While the bombing site itself quickly became a makeshift shrine that brought Shiite and Sunni Muslims, Christians, and other Iraqis together in a show of solidarity, with candlelight vigils and spontaneous sidewalk art, more formal plans have now emerged for the area.

Ghada Alsilq, head of the architecture program at the University of Baghdad, is working with the mayoralty on a competition to redesign the buildings destroyed by the blast in July and to transform the surrounding area into a pedestrian plaza. Students from the university, many of whom are also volunteering with street cleaning and revitalization of neglected urban areas, will have the opportunity to suggest designs that will facilitate public space and integration of different communities.

“Some people with sectarian agendas,” notes Alsilq, “have been pushing to say that most of victims were Shiite, and that Karrada is a Shiite area. But the feeling among the students is that we are all targeted and need to be united.”

The best way to ensure security, she notes, is through “unity and solidarity.”

“Here in Baghdad we still celebrate each other’s holidays, like Easter and Ramadan, as one community.

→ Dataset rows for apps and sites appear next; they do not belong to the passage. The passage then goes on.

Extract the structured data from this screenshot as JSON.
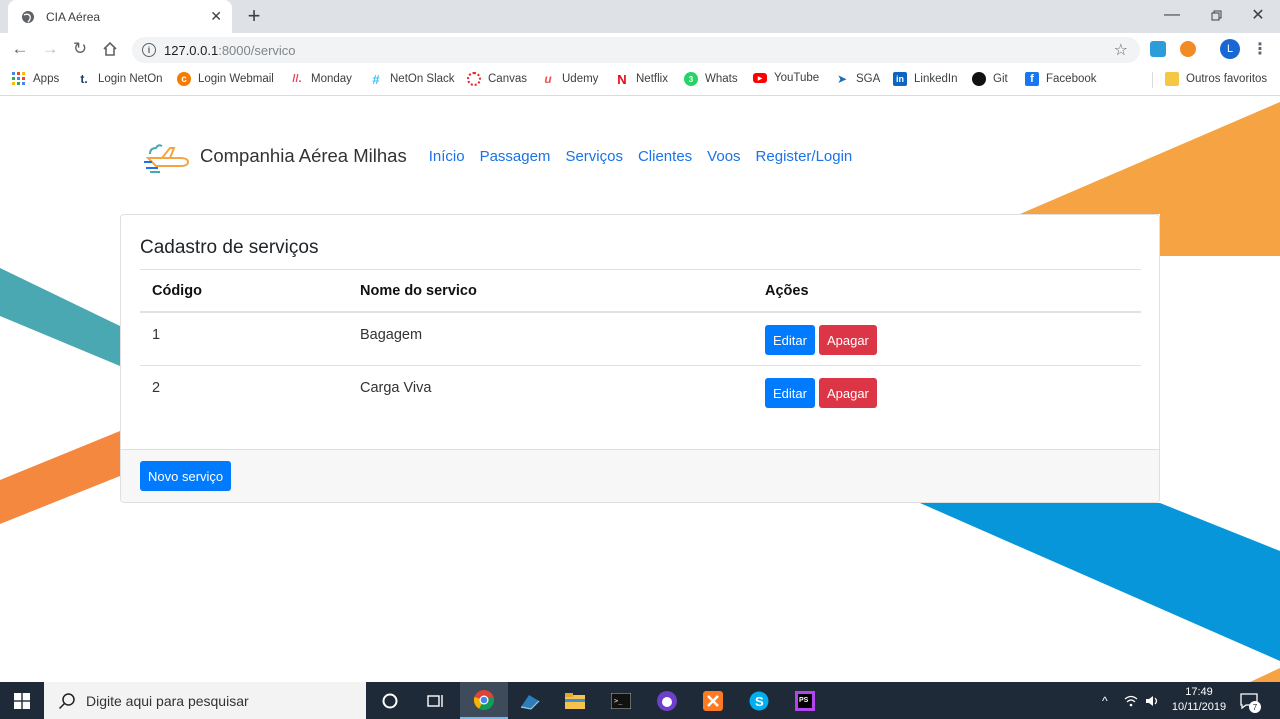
{
  "browser": {
    "tab_title": "CIA Aérea",
    "url_host": "127.0.0.1",
    "url_path": ":8000/servico",
    "bookmarks": [
      "Apps",
      "Login NetOn",
      "Login Webmail",
      "Monday",
      "NetOn Slack",
      "Canvas",
      "Udemy",
      "Netflix",
      "Whats",
      "YouTube",
      "SGA",
      "LinkedIn",
      "Git",
      "Facebook"
    ],
    "other_bookmarks": "Outros favoritos",
    "profile_initial": "L"
  },
  "site": {
    "brand": "Companhia Aérea Milhas",
    "nav": [
      "Início",
      "Passagem",
      "Serviços",
      "Clientes",
      "Voos",
      "Register/Login"
    ]
  },
  "card": {
    "title": "Cadastro de serviços",
    "headers": [
      "Código",
      "Nome do servico",
      "Ações"
    ],
    "rows": [
      {
        "code": "1",
        "name": "Bagagem"
      },
      {
        "code": "2",
        "name": "Carga Viva"
      }
    ],
    "edit_label": "Editar",
    "delete_label": "Apagar",
    "new_button": "Novo serviço"
  },
  "taskbar": {
    "search_placeholder": "Digite aqui para pesquisar",
    "time": "17:49",
    "date": "10/11/2019",
    "notifications": "7"
  },
  "colors": {
    "primary": "#007bff",
    "danger": "#dc3545",
    "stripe_orange": "#f6a343",
    "stripe_teal": "#4aa8b2",
    "stripe_blue": "#0896db"
  }
}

The idea you have in the West is related to the political people who talk in sectarian terms for their own agendas.”

The designs for the bombing site in progress, says Alsilq, examine questions like: What do we want people to remember about the tragedy, and how do we want them to reflect on the future?

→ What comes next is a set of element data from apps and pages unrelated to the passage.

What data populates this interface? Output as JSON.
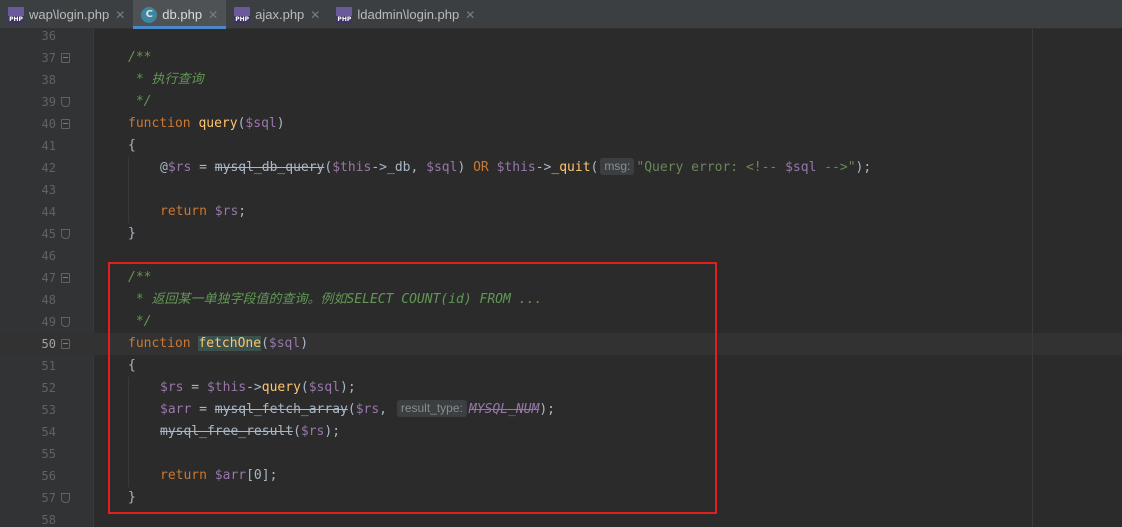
{
  "tabs": [
    {
      "label": "wap\\login.php",
      "icon": "php-file-icon",
      "active": false
    },
    {
      "label": "db.php",
      "icon": "class-file-icon",
      "active": true
    },
    {
      "label": "ajax.php",
      "icon": "php-file-icon",
      "active": false
    },
    {
      "label": "ldadmin\\login.php",
      "icon": "php-file-icon",
      "active": false
    }
  ],
  "tab_close_glyph": "✕",
  "line_numbers": [
    "36",
    "37",
    "38",
    "39",
    "40",
    "41",
    "42",
    "43",
    "44",
    "45",
    "46",
    "47",
    "48",
    "49",
    "50",
    "51",
    "52",
    "53",
    "54",
    "55",
    "56",
    "57",
    "58"
  ],
  "current_line": "50",
  "code": {
    "l37": "/**",
    "l38": " * 执行查询",
    "l39": " */",
    "l40_kw": "function",
    "l40_fn": "query",
    "l40_p1": "(",
    "l40_var": "$sql",
    "l40_p2": ")",
    "l41": "{",
    "l42_at": "@",
    "l42_rs": "$rs",
    "l42_eq": " = ",
    "l42_fn": "mysql_db_query",
    "l42_p1": "(",
    "l42_this": "$this",
    "l42_arrow": "->_db, ",
    "l42_sql": "$sql",
    "l42_p2": ") ",
    "l42_or": "OR",
    "l42_sp": " ",
    "l42_this2": "$this",
    "l42_arrow2": "->",
    "l42_quit": "_quit",
    "l42_p3": "(",
    "l42_hint": "msg:",
    "l42_str1": "\"Query error: <!-- ",
    "l42_svar": "$sql",
    "l42_str2": " -->\"",
    "l42_end": ");",
    "l44_kw": "return",
    "l44_var": "$rs",
    "l44_end": ";",
    "l45": "}",
    "l47": "/**",
    "l48": " * 返回某一单独字段值的查询。例如SELECT COUNT(id) FROM ...",
    "l49": " */",
    "l50_kw": "function",
    "l50_fn": "fetchOne",
    "l50_p1": "(",
    "l50_var": "$sql",
    "l50_p2": ")",
    "l51": "{",
    "l52_rs": "$rs",
    "l52_eq": " = ",
    "l52_this": "$this",
    "l52_arrow": "->",
    "l52_fn": "query",
    "l52_p1": "(",
    "l52_var": "$sql",
    "l52_p2": ");",
    "l53_arr": "$arr",
    "l53_eq": " = ",
    "l53_fn": "mysql_fetch_array",
    "l53_p1": "(",
    "l53_rs": "$rs",
    "l53_comma": ", ",
    "l53_hint": "result_type:",
    "l53_const": "MYSQL_NUM",
    "l53_end": ");",
    "l54_fn": "mysql_free_result",
    "l54_p1": "(",
    "l54_rs": "$rs",
    "l54_end": ");",
    "l56_kw": "return",
    "l56_var": "$arr",
    "l56_idx": "[0];",
    "l57": "}"
  },
  "colors": {
    "background": "#2b2b2b",
    "keyword": "#cc7832",
    "variable": "#9876aa",
    "function": "#ffc66d",
    "string": "#6a8759",
    "doc_comment": "#629755",
    "highlight_box": "#e0201e"
  }
}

“There is a general feeling,” says Alsilq, “that life should be stronger than death” and that “we need to escape the trap of sectarianism.”

The design competition itself, she says, will be a “catalyst” to bring disparate groups together. Students are considering ways to revive the burned out buildings on the site, including, as was popular in post-war Beirut, preserving some features of the wrecked infrastructure and incorporating them into the design. Gardens, plazas and pedestrian areas are also being discussed.

Already, says Alsilq, young volunteers from across sectarian lines are cleaning and reviving historical areas around Rashid Street and Mutanabe Street, and “the mayoralty depends on them.” Plans for pedestrianizing these areas, which she is exploring for the city, will also assist with preservation of architectural heritage. Plans are afoot for public art, as well and music and theatre, across the city for the upcoming “Baghdad Day” on November 15.

A group called “I’m Iraqi, I read,” subverts national identity politics by organizing informal study sessions in public gardens near Abu Nuwas Street, reviving the old proverb, “Egyptians write, Lebanese publish, Iraqis read.”

Another independent initiative by a group of Iraqi artists from across the country is preparing a series of exhibitions, installations and performances on the site of the Karrada bombing at the end of August.

Lead artist Riyadh Hashim, whose own work has often explored the intersection between traditional Shiite shrines and ongoing violence, is a professor of art at the University of al-Qadisiyah and will be working with artists and colleagues from Basra, Babylon, and Baghdad. He has also invited international artists to participate.

He has asked artists for their individual interpretation of the bombing, exploring themes related to death and mourning but also to hope and solidarity. “We are working without sectarian or political affiliation,” he says, “The tragic event is the catalyst for this work, but we hope it will be an exploration of our common humanity as Iraqis.”